Yep, it’s spring, so it must be alumni weekend time. I’m certain of it, for we just returned from one in California.
By now, I’ve accumulated enough years on my vintage [in mercy, we won’t say how old] life odometer, to be a veteran of these springtime rites of passage we call alumni weekends. In our case, they are inescapable because not only do my wife and I have collectively nine alma maters to keep track of, I’ve also taught at five educational institutions (three universities, one high school, and one junior high), over a period of 34 years. Each of these can be counted on to schedule an alumni weekend each spring. Translated: it means that rare is a spring when a particular alumni weekend fails to belt out an irresistible siren call. And it’s all because of numerology. Actually it’s an insidious attempt by society to keep us broke by reminding us (by snail mail, e-mails, telephone, Facebook, blogs, Twitter, et al) that somewhere, every year of our lives, a five-year-multiple of some sort has reared its ugly head. And rejecting such a summons is almost a sacrilegious act: akin to burning a Bible—or a National Geographic magazine.
Well, as I said, we’ve just returned from another one. And this one was impossible to resist: a West Coast high school class was circling its wagons for their big 4 0 reunion. And I received an invitation that—oh, let me tell you how diabolically wicked it was! One of those long-ago students e-mailed me, informing me that way back when we were both young and foolish, I’d been one of her favorite teachers, and she’d never been back to an alumni reunion because I wasn’t there and that if I didn’t show up for this one she’d boycott that one too—Did I really want to have such a dastardly crime on my conscience? And she called in reinforcements for added insurance. “Trip insurance,” I believe they call it in the cruise industry.
So, of course, we packed up our bags and went. And it was worth many times over what we paid for it. I must confess to you that, in life, I’ve had more than my fair share of honors and degrees, but none of them can compare to this tender-hearted former student of mine, who after agreeing to introduce me to the alumni crowd, sat there with me on the front row racked with anguish and embarrassment, declaring over and over in a shaking voice, “I just can’t go through with this, Dr. Wheeler! I just can’t!” And the closer we got to our place in the program, the more she shook. Almost, I thought we’d lose her.

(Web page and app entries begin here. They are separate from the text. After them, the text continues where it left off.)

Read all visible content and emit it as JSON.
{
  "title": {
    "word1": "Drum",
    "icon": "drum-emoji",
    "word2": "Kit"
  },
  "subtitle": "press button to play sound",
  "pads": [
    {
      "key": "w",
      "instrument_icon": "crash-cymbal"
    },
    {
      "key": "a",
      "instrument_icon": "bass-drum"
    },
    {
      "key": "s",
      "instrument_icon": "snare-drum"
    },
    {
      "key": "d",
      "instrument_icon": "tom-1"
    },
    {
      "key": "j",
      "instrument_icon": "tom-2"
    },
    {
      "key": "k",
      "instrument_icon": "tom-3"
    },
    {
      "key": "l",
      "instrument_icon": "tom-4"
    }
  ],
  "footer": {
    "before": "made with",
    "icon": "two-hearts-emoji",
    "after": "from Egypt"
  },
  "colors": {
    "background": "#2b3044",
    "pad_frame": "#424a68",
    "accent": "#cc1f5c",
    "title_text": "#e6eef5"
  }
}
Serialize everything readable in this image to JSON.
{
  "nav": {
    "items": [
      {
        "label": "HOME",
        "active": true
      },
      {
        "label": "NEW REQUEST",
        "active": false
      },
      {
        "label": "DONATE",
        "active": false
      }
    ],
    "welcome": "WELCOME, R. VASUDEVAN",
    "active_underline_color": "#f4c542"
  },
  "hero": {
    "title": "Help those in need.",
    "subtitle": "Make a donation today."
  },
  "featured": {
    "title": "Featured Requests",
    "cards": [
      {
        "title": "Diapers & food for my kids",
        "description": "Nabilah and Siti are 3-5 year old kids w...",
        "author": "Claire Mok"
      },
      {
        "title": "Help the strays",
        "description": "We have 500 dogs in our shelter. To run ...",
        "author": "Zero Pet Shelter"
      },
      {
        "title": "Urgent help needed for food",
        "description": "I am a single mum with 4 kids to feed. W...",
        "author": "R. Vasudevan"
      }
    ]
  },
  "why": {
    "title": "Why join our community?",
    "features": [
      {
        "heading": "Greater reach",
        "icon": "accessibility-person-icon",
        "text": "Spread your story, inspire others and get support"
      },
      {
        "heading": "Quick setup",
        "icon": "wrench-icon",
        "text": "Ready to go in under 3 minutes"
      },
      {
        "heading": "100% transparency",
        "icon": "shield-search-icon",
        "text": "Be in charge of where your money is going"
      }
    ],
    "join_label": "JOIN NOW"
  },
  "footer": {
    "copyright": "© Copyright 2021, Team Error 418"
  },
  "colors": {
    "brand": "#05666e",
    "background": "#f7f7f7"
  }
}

But of course we didn’t: the most moving heart-felt tribute a teacher could ever receive. Complete with a conch shell in which she had somehow some way, I don’t know how! beautifully inscribed these words inside: “Dear Dr. Wheeler, you will always remain in our hearts”—words no one but me could see.
Of course I hugged her! Indeed, for a time, I could not speak. Not until afterwards did we discover she’d been given a standing ovation. Because, in the brief terrestrial passage of this thing called “life,” rarely are we moved to such an extent that we’re incapable of speech. All the way back, on our return flight to Denver, I dissected that precious moment to find out why. The closest I can get to an articulate explanation is this: If we are lucky enough to live a rich full life and be the recipient of honors, the ones that mean the most come from the lips of those who have known us the longest, and say, in essence:
I knew you when—. I knew you when you were young and crazy like us. When you loved us unreservedly even when we were most unlovable. There were times when you lost your temper, when you did and said stupid, even inexcusable things, just like some of us did—but we loved you all the more because we knew the love you had for us was Velveteen Rabbit real. And it’s because of all that, that we haven’t been able to forget you—that we can’t even imagine not having you with us when we celebrate our 40th alumni weekend.
This is what alumni weekends are really all about. For we are unreservedly vulnerable only once in life—when we are young. And though we may be considered successful by the great world later on, if our long-ago peers don’t consider us to be successful (with qualities that really matter, that stand the test of time), when we go back to the old campus on alumni weekend, when we pick up where we left off all those years ago—then we are not really successful at all, no matter what the world might say. And this is the reason that, if I should somehow live a thousand years, never could I imagine so undeserving, so heartbreakingly beautiful, a tribute as the one I just received.
May God bless her! And bless all those others who shakily stand up in front of their long-ago-but-forever classmates, to express that rare kind of love that comes—if it comes at all in life—but once.